One of the world’s youngest nations, Kosovo, has been trying in vain to lure top researchers in its diaspora back to the war-torn country of just over two million. Its €600,000 fund (about US$829,000) aims to rebuild research and teaching capacity Read more […]
The Macedonian government has launched a Fund for Innovation and Technology Development, aimed at boosting R&D activity at small and medium-sized businesses. The fund is financed by a loan from the World Bank to the tune of €8 million over the Read more […]
Academics love to measure things. But how well do they react to being measured? In the UK, that question has been thrown into sharp focus by the Research Excellence Framework, dubbed REF. It is a massive exercise, in which every university in the land has been invited, to prove the quality of the research it undertakes.
A new science law that would pave the way for more research funding for Kosovo’s scientists suffered a blow two weeks ago (20 February) when the parliamentary committee on finance sent it back to the ministry because of “big budgetary implications that Read more […]
The scientists’ group Euroscience, the European Research Council and the League of European Research Universities have renewed efforts in the face of funding fears. Scientists and university groups have launched a late push against cuts to the Commission’s plans for Horizon 2020, ahead of a meeting of EU leaders that could seal the next seven-year budget for research. They have made fresh pleas urging decision makers to secure a budget of at least €80 billion for Horizon 2020.

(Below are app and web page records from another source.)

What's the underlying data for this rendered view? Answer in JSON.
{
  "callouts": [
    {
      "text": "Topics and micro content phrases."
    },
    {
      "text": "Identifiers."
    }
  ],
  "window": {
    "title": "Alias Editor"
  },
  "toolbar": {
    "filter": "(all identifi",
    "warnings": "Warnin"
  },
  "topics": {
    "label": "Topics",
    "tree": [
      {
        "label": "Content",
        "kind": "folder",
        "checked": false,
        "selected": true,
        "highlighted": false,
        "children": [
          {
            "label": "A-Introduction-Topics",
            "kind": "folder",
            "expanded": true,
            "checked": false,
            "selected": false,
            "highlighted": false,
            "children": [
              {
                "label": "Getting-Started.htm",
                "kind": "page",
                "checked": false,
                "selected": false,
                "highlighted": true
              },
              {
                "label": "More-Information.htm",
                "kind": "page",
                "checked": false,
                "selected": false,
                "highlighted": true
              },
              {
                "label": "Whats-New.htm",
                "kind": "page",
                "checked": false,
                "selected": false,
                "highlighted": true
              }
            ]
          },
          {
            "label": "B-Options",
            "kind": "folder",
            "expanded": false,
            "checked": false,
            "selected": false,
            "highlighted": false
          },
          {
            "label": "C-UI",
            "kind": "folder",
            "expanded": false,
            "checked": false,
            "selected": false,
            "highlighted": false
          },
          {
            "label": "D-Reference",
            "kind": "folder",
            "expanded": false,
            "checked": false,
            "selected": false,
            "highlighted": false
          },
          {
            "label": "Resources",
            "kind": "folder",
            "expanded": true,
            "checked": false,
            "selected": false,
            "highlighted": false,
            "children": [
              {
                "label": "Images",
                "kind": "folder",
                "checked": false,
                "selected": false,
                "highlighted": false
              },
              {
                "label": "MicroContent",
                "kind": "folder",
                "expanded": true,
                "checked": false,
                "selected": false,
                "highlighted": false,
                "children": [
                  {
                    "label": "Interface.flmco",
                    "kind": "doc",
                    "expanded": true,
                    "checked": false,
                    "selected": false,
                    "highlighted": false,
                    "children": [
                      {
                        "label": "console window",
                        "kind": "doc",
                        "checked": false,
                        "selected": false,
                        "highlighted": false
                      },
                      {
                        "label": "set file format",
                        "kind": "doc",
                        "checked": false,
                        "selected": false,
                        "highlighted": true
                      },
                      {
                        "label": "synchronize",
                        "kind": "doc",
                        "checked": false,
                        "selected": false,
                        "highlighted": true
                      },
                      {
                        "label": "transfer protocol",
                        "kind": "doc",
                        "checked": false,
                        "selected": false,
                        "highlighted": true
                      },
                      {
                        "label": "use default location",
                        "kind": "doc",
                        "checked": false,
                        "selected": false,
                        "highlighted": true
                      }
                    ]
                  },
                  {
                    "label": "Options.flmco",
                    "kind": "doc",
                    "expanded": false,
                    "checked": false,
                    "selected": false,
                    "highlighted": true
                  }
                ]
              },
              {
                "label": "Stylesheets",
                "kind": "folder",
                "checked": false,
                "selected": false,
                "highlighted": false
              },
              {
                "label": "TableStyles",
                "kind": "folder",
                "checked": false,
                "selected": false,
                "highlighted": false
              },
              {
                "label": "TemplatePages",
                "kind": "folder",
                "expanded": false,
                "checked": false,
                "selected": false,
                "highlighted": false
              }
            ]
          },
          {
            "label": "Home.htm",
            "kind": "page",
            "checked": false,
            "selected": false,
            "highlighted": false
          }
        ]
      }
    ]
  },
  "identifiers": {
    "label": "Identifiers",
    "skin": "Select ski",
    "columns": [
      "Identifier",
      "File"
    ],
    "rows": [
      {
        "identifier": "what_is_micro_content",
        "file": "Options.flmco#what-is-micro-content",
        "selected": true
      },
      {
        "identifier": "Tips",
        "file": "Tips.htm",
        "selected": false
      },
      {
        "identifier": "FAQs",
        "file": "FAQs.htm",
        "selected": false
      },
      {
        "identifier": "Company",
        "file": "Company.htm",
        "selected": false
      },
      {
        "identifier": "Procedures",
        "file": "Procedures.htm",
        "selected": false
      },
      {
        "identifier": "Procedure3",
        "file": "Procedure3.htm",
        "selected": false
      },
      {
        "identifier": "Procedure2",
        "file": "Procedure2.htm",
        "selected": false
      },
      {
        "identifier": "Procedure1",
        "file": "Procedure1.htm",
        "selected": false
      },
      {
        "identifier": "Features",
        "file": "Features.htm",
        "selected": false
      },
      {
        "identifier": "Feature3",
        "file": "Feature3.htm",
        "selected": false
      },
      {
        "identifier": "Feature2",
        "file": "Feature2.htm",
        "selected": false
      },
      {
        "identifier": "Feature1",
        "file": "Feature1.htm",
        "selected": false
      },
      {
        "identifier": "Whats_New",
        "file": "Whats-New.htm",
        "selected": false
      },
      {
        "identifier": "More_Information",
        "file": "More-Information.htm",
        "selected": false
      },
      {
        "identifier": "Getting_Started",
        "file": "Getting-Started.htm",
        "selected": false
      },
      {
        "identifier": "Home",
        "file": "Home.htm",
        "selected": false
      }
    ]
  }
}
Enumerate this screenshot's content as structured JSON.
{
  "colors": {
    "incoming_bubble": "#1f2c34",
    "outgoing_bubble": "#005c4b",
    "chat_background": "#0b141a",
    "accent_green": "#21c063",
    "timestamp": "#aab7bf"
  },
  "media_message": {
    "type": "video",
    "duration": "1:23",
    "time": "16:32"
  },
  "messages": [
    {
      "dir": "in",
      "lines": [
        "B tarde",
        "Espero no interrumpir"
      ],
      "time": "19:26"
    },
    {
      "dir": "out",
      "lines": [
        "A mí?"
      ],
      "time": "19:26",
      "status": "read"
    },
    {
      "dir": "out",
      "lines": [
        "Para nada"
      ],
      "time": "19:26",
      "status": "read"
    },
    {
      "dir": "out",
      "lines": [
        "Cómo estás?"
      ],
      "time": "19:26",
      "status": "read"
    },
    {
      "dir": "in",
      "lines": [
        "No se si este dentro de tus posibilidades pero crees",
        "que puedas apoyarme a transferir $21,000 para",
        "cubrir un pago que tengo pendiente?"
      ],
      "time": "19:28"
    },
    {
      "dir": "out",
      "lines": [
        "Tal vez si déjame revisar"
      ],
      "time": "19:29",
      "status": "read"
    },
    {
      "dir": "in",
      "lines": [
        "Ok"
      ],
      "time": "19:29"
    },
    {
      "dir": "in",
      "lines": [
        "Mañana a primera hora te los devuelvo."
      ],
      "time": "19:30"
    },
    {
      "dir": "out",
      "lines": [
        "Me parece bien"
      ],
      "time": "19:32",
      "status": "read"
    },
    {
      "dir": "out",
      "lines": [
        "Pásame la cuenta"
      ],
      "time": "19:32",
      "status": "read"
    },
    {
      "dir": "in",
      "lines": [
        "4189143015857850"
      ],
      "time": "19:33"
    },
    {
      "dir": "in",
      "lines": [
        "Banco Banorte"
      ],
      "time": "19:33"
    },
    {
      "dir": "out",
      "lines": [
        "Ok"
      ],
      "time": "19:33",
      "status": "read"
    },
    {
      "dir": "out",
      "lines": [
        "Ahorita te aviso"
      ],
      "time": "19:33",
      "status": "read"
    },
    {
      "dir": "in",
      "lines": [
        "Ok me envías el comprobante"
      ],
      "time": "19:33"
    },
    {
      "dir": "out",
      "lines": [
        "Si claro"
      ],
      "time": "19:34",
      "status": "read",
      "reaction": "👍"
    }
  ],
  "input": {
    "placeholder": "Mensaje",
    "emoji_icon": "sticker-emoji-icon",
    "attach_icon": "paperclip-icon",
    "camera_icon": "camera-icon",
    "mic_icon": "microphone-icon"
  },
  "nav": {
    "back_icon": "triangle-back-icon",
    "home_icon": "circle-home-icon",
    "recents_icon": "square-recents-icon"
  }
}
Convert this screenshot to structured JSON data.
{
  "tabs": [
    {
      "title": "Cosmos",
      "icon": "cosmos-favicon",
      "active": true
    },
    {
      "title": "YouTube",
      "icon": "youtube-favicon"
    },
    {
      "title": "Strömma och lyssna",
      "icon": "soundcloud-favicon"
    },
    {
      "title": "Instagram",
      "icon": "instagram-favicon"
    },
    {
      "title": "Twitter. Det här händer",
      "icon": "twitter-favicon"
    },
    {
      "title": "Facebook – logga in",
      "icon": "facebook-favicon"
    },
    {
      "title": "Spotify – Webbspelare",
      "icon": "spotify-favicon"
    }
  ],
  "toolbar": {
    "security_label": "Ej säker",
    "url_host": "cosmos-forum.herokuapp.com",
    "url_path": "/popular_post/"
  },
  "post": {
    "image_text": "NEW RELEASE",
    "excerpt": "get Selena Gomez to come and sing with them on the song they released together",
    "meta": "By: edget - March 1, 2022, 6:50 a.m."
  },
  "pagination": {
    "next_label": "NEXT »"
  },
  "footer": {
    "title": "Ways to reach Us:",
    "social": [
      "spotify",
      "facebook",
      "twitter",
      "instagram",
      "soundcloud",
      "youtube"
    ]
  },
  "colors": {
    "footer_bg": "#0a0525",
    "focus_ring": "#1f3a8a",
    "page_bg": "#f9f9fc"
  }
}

Peter Tindemans, secretary general of grassroots scientists’ group EuroScience, shares his views on the forthcoming battle of the budget for Horizon 2020. Should cut be imposed on the initial budget plan, they should be made in a considerate manner, by avoiding duplication of effort and ensuring that the funding schemes are run in a leaner way.
Four years in the making, the World Bank-led project responding to the Western Balkans science ministers’ 2009 plea for aid to integrate their countries’ scientific efforts is expected soon to result in concrete new research funds, networks of excellence, Read more […]
The European Council, the European Parliament, the Council of Ministers, the European Commission, have all gone out of their way to stress that Europe can only find the path to recovery if it keeps investing in education, research and innovation.